Why buy local?

We believe there is value in buying from local businesses. We believe life is better when our transactions are not with nameless, faceless corporations but instead with people we know.


Two scenarios: In one, you buy lettuce from the grocery store. You don’t really know where it came from - maybe Arizona or California - or who grew it. You certainly don’t have a relationship with the people that grew it, and you don’t care about them in a specific way because you don’t know who they are. And vice versa. They don’t know you, your name, or where your kids go to school. It’s a purely transactional relationship, with lots of middlemen in between.


In the other scenario, you buy your lettuce from a cutting-edge local urban farmer. Just for the sake of the story, let’s say he’s 6 feet tall, strikingly good-looking, and excels at tennis. This guy lives in your neighborhood. You share mutual friends. Maybe your kids play soccer together.



There’s an incentive for him to sell you high quality food and treat you fairly. It’s essential if he wants his business to thrive. You know him and a bunch of his other customers (and potential customers); it’s quite easy for reviews to spread, good or bad. And if bad reviews spread, it doesn’t just mean his business is in trouble. It means his reputation is in trouble, which can be even more damaging.


On top of that, now you know exactly where your food is coming from, which is fun. In the first scenario, it’s just a salad. In the second, it’s red romaine lettuce that was grown down the road, harvested this morning, and delivered by the guy who planted the seed. How cool is that?


We don’t think there’s anything wrong with the first scenario - buying lettuce grown by some mega-food company at a mega-chain grocery store. Those companies provide jobs, and they get a decent product on your plate for a decent price. (A lot of good things have come from specialization and long distance trade.)


But when you buy local, there is an element of trust and “what’s good for you is good for me” that's missing when you buy from a large national company.


Lastly, we are not growing and selling lettuce to get rich. (Pro tip: selling lettuce is a terrible way to get rich.) When you buy our lettuce, the money doesn’t filter up to shareholders.

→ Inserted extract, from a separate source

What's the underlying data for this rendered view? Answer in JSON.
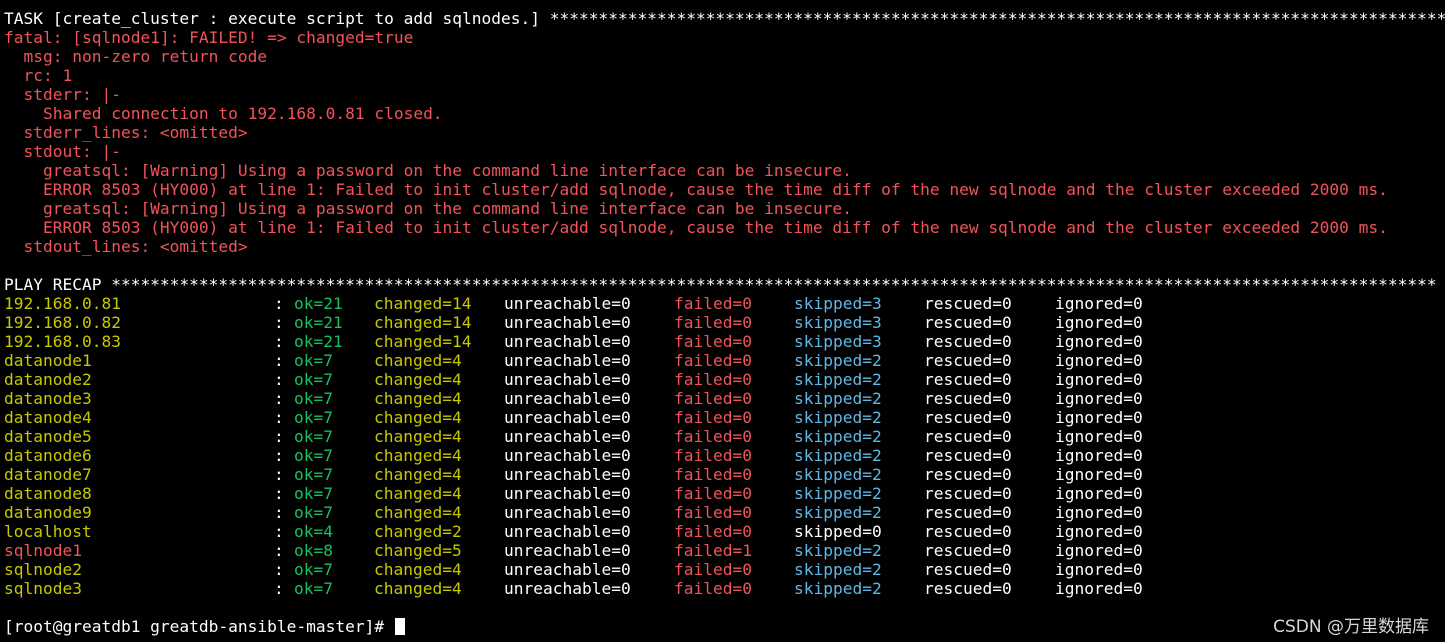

We’re going to spend the money at Chimborazo, or Anchor, or Bark and the Bite. Or at one of the 683 breweries in Northeast Minneapolis. We live here, so the money stays here.


When you buy local, the whole community wins.